In a bid to find an amicable solution to the lingering litigation, a resolution in the possession of FrontPage Africa under the signature of thirteen chiefs, elders and opinion leaders of Lofa County was signed in Voinjama, Lofa County on 19 July 2016, paving the way for the withdrawal of the case at the highest court.
According to the resolution, a mediation forum aimed at resolving the matter (election dispute) in the conventional Lofa way was convened in Voinjama City, Lofa County on 16 July 2016 under the auspices of the Council of Chiefs and Elders of Lofa County led by Chief Forkpa Boakai to which Cllr. Jallah and Senator Zargo honorably subscribed and submitted.
The resolutions reads: “After a long day of talks presided over by Chief Boakai, to which Sen. Zargo and Cllr. Jallah submitted in traditional arbitration, the following consensus evolved from the deliberations: That the Council of Chiefs and Elders of Lofa County, on behalf of the people of Lofa County, owed an apology to Cllr. Jallah for not intervening promptly at the onset of Cllr. Jallah’s complaints and allowing said complaints to fester along onto the Supreme Court.”
The resolution further states that Senator Zargo owed an apology to the people of Lofa and to Cllr. Jallah for not, in the first instance on his part, reverting to the Council of Chiefs and Elders on the matter Cllr. Jallah had taken to the court, but rather joined the suit as a party litigant.
The chiefs in their resolution asked Cllr. Jallah to accept the pleas of the Council of Chiefs and Elders and the people of Lofa County to withdraw his case from the Supreme Court and for once and all bring this matter of the 2014 Election contention to a closure.
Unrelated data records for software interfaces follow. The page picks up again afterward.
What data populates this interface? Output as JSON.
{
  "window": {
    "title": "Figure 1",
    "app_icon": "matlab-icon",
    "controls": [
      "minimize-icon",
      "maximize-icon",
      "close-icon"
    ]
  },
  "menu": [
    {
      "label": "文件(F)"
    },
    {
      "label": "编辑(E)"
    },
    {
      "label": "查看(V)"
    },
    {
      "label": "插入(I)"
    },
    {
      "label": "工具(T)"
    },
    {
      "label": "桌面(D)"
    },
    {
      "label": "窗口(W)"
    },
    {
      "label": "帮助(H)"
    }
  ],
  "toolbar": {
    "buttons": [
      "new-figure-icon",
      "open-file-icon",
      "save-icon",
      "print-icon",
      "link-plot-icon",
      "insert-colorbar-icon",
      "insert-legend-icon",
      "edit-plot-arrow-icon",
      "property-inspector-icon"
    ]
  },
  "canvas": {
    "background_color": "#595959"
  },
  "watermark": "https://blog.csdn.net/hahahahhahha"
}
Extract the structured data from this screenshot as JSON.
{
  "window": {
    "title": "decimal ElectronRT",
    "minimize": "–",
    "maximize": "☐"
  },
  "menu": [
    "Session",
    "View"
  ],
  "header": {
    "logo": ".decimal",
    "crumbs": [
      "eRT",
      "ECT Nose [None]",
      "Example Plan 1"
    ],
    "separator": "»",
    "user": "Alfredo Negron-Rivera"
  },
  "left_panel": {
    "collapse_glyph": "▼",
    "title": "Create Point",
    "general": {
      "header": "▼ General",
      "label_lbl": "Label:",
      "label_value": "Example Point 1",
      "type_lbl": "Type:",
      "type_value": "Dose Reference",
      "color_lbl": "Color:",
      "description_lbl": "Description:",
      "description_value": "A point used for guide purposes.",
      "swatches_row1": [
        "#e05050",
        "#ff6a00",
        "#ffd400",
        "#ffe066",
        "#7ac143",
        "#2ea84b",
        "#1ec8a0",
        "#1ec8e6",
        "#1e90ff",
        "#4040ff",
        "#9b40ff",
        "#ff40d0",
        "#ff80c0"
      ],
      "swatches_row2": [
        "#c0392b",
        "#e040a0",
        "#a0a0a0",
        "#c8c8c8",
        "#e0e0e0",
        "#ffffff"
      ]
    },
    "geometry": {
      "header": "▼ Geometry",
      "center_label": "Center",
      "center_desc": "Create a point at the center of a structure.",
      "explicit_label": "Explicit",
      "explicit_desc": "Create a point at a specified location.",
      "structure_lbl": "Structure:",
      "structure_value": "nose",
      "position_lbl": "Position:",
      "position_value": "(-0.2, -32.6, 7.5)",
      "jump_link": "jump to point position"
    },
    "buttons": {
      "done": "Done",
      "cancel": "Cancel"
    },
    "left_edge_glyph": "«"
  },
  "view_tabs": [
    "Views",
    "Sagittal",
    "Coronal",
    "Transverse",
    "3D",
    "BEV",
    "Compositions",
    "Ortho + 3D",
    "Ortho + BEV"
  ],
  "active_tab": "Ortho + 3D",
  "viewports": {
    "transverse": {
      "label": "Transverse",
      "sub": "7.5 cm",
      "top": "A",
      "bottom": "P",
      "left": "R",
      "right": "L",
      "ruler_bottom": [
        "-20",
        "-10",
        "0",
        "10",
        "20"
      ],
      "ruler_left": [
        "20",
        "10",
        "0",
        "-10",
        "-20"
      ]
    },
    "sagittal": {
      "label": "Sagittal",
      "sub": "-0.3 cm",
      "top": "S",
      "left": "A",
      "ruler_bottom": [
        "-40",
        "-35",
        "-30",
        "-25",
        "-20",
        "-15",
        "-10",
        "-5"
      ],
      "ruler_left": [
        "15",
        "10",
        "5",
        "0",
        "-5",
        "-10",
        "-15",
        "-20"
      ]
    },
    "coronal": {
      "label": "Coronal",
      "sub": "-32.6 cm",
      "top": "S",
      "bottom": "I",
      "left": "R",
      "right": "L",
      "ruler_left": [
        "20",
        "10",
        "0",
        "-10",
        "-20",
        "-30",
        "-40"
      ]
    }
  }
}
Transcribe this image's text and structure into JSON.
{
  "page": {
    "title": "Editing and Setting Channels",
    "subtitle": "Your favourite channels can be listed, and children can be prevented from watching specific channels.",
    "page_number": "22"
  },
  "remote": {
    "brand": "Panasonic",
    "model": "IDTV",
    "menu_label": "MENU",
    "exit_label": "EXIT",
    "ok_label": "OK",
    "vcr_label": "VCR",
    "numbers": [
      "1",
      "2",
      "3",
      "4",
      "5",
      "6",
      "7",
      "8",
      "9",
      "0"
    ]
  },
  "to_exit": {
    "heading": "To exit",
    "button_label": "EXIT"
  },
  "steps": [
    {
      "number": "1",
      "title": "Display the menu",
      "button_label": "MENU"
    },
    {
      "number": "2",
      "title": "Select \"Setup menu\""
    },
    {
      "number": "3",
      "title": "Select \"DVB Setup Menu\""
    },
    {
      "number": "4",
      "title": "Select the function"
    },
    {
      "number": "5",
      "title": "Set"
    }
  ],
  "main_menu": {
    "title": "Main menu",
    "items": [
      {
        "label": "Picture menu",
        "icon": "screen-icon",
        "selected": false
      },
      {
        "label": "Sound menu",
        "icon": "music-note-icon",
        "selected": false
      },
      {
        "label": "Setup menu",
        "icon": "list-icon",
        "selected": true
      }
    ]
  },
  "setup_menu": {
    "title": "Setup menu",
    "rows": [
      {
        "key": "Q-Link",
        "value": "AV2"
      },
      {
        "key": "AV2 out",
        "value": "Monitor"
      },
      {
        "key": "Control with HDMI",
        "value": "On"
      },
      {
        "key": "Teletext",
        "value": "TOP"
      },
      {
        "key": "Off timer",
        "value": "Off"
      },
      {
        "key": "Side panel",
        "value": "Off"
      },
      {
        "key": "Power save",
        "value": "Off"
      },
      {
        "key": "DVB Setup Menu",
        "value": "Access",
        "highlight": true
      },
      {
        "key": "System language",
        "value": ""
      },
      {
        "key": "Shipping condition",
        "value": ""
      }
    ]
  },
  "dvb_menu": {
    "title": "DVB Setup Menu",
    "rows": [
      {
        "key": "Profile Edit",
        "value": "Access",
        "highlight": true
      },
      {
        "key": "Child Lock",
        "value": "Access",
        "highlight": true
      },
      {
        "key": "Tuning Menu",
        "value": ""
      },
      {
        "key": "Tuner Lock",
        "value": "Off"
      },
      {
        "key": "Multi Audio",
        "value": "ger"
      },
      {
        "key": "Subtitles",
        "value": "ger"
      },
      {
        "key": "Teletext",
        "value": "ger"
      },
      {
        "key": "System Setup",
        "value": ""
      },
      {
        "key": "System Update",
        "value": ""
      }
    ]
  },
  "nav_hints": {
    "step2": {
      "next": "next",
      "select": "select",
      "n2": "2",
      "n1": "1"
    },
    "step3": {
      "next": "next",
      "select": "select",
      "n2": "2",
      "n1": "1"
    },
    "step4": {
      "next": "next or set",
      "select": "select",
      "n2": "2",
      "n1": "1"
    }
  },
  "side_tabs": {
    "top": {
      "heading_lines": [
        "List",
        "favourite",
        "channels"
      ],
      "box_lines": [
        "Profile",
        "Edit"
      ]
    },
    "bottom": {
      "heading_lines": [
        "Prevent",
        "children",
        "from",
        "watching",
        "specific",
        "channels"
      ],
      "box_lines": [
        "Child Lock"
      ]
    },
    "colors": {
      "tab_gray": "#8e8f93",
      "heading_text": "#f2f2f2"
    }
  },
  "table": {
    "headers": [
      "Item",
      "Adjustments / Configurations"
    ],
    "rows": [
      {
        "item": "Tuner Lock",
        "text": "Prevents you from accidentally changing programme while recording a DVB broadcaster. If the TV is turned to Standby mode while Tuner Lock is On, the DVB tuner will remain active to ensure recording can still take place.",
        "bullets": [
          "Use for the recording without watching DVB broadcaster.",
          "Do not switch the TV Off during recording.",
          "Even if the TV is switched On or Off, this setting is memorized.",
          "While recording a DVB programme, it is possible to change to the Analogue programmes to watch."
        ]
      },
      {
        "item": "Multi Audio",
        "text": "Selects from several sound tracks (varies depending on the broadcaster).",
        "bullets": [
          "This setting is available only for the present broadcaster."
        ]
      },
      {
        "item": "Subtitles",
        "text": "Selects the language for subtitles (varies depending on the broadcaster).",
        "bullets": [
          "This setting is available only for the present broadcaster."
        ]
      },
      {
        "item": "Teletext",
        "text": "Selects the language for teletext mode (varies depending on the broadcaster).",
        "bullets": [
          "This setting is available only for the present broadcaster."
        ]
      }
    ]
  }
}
Continued the resolution: “And That in so doing, Cllr. Joseph K. Jallah be joined by an array of prominent stakeholders, including Sen. Stephen Zargo, Hon. Eugene F. Kparkar, Mr. Dusty Wolokolie and an array of key stakeholders designated by the Council of Chiefs and Elders draw up the required legal instrument which would give effect to the withdrawal of the case from the Supreme Court.”
Signatories to the resolution includes Chief Forkpa Boakai, Lofa County Chairman, Council of Chiefs and Elders (CCE), Lasana S. Kamara Secretary of CCE Kokolo D. Washington, Culture Inspector of CCE, among others
Others who attested to the resolution were Rep Eugene F. Kparkar: Representative, District #1 in Lofa County, Mr. Dusty L. Wolokolie Associate Mediator, Governance Commission and eminent son of Lofa County,
After the signing of the resolution followed by other mediatory efforts by people in and out of government, Cllr. Jallah then proceeded to the Supreme Court and filed the final withdrawal.